Defense Logistics Agency Troop Support Subsistence supply chain enlisted the help of five students from the University of Virginia’s Hacking for Defense course to communicate new Department of Defense information security requirements and resources to food industry partners.
The Hacking for Defense coursework provides university students an opportunity to work with DOD and the intelligence community to address the nation’s cybersecurity threats and security challenges.
The students, with no cybersecurity background and zero knowledge of DOD operating practices, got the ball rolling after receiving mountains of documents to review, numerous candidates to interview and loads of questions for their project sponsor, Brian Pippert with DLA Information Operations cyber resilience integration office.
“First, we had to try to figure out why cybersecurity even matters and how to help others understand it in a more digestible way,” Joan Lee, a senior Global Security and Justice major said. “Mr. Pippert encouraged us to do a case study on food. He said, ‘figure it out. If you can’t feed troops, which is a life or death matter.’ From the beginning, this was an easy way to just talk about the beauty and nature of cybersecurity, its implementation and why it matters.”
With a renewed understanding of the project, the guidance of Pippert and their professor, the students commenced their semester-long task.
Sophomore Government major Maxwell Halbruner said, “For this project, we interviewed about 15-16 people. During the interviews we worked to ascertain precisely their role and try to feel them out to see if the problems that we had identified with in terms of cybersecurity they were feeling.”
“For the problems that they were not feeling we would just change our strategy,” Halbruner said.

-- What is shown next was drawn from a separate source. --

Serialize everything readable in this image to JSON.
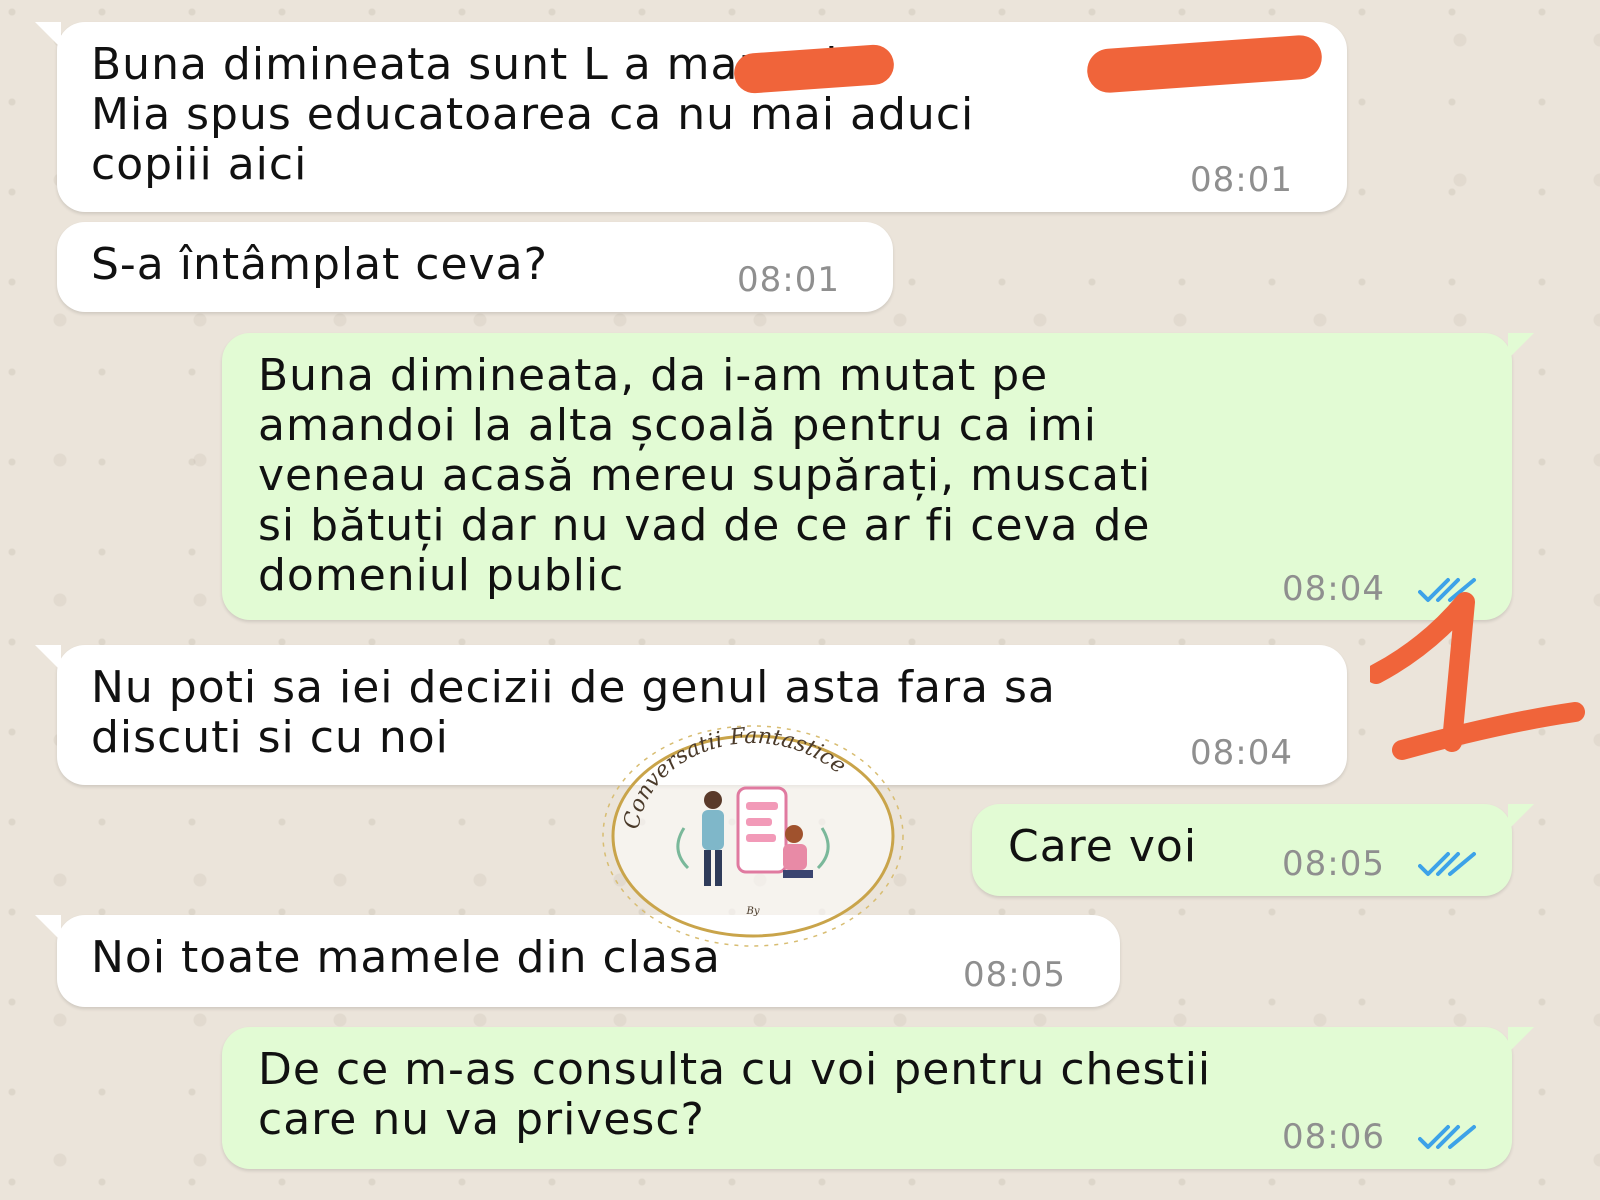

Once the problem statement was agreed upon by all parties, the team of five focus shifted to how to best provide this information to the Subsistence supply chain industry partners.
“In order to improve cybersecurity in the supply chain, we needed to let the companies figure it out themselves but we also needed to help them by providing them the information that they needed,” Halbruner said. “The requirements where already out there for the companies to improve their cybersecurity but the individual companies did not know about them.”

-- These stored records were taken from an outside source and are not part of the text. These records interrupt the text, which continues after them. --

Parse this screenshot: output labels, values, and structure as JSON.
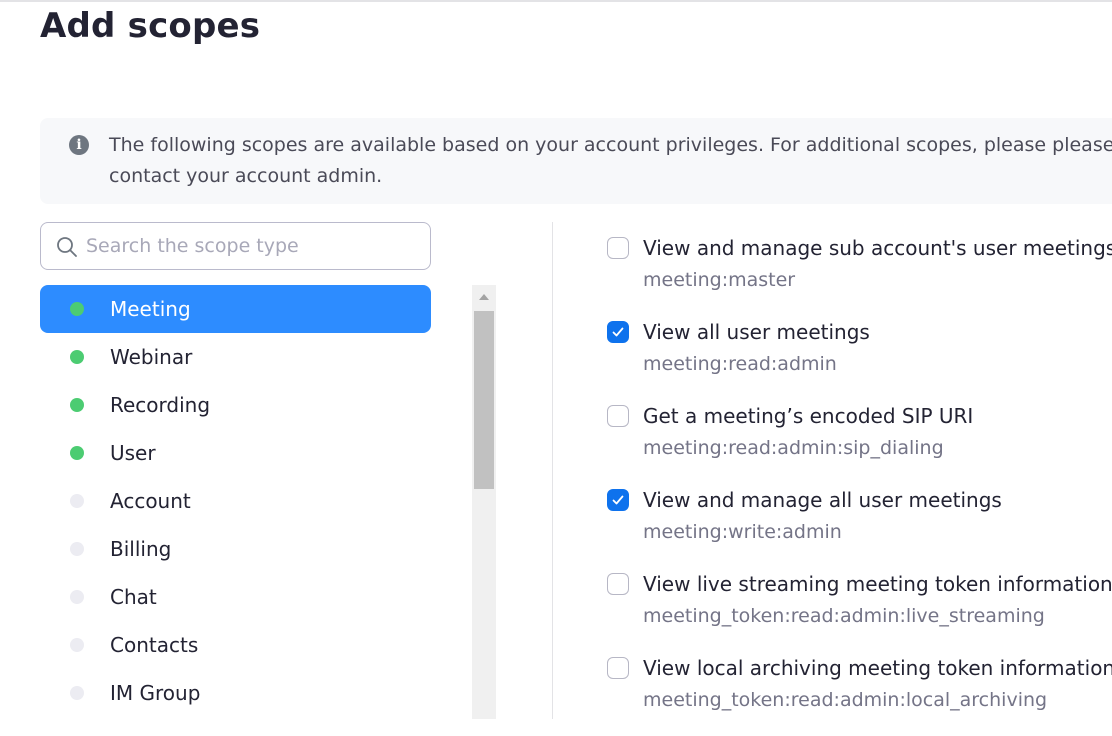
{
  "page": {
    "title": "Add scopes"
  },
  "info": {
    "icon": "info-icon",
    "text": "The following scopes are available based on your account privileges. For additional scopes, please please contact your account admin."
  },
  "search": {
    "placeholder": "Search the scope type",
    "value": ""
  },
  "colors": {
    "accent": "#2d8cff",
    "checkbox": "#0e72ed",
    "enabled_dot": "#4ccc72",
    "disabled_dot": "#ececf2"
  },
  "categories": [
    {
      "label": "Meeting",
      "enabled": true,
      "active": true
    },
    {
      "label": "Webinar",
      "enabled": true,
      "active": false
    },
    {
      "label": "Recording",
      "enabled": true,
      "active": false
    },
    {
      "label": "User",
      "enabled": true,
      "active": false
    },
    {
      "label": "Account",
      "enabled": false,
      "active": false
    },
    {
      "label": "Billing",
      "enabled": false,
      "active": false
    },
    {
      "label": "Chat",
      "enabled": false,
      "active": false
    },
    {
      "label": "Contacts",
      "enabled": false,
      "active": false
    },
    {
      "label": "IM Group",
      "enabled": false,
      "active": false
    }
  ],
  "scopes": [
    {
      "name": "View and manage sub account's user meetings",
      "key": "meeting:master",
      "checked": false
    },
    {
      "name": "View all user meetings",
      "key": "meeting:read:admin",
      "checked": true
    },
    {
      "name": "Get a meeting’s encoded SIP URI",
      "key": "meeting:read:admin:sip_dialing",
      "checked": false
    },
    {
      "name": "View and manage all user meetings",
      "key": "meeting:write:admin",
      "checked": true
    },
    {
      "name": "View live streaming meeting token information",
      "key": "meeting_token:read:admin:live_streaming",
      "checked": false
    },
    {
      "name": "View local archiving meeting token information",
      "key": "meeting_token:read:admin:local_archiving",
      "checked": false
    }
  ]
}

As the problem became clearer to the students, they utilized a unique methodology to identify their proposed solutions to their problem statement.
“We learned that we were getting a concrete problem out of a really obscure problem,” Nicholas Atter, senior, Economics major said. “Fixing cybersecurity is a kind of up in the air type of problem. We managed to narrow that down and provide a solution to that problem.”
“We conducted our research, came up with different recommendations that could potentially solve these problems, reviewed metrics to see how well the problems would be solved with our solutions and then we put together our presentation,” Atter said.
A problem-solving process, the project sponsor considered quite different from how he does things in his line of work.
“The Hacking for Defense methodology is quite different from how we look at problem in the J6 world right now,” Pippert said. “It is a different approach, where you separate the solution space from the problem space. You really work to clearly define the problem and tease out different possible solutions from there.”
At the end of the semester, the students presented their findings to Troop Support leadership and staff members at the Pentagon.
“By generating measurements of success to a concrete problem, we, as a group, generated three recommendations for the DLA. These solutions were additions to contracts, a chatbot, and training modules. We sought to input the full text of the critical clauses pertaining to cybersecurity into a contract to ensure contractors could identify important terms,” Seneca Tsang, senior, Cognitive Science major said. “We recommended a chatbot to help field questions in a more efficient manner. We also suggested inserting training modules on cybersecurity and available resources to contractors into the application process via an opt-out procedure.”
Pippert stated that this was DLA’s first project completed by the Hacking for Defense students and considers the students work beneficial to the organization.
“The benefits of bringing on college students is that they really brought in a fresh perspective than people of my age, the 50 plus group,” Pippert said. “Their ideas were new and aligned with technology in terms of the things that are happening in today’s world and the way people are interacting with technology a lot more.”
The Subsistence leadership team has already implemented one of the student’s recommendations and is currently working with Pippert’s team and other departments to implement the others recommendations in the very near future.
“We needed to do a better job of educating and communicating our requirements in the solicitations to our contractors. To fix this, Subsistence has already incorporated a new strategy for their industrial days or pre-solicitation conferences to present this information to all of the offers at that juncture. The other items that the students recommended was changing the wording in the solicitations to spell out all the requirements instead of providing a link to a reference,” Pippert said. “Some of the other ideas will take a little longer to implement like adding a chatbot to the DLA public website for contractors to ask questions using artificial intelligence and provide the capability to capture all of the questions and answers making them available to all of the offers. More education was another thing, so we are working with the J1 to develop training for our contractors that would be made on available on the DLA public website as well.”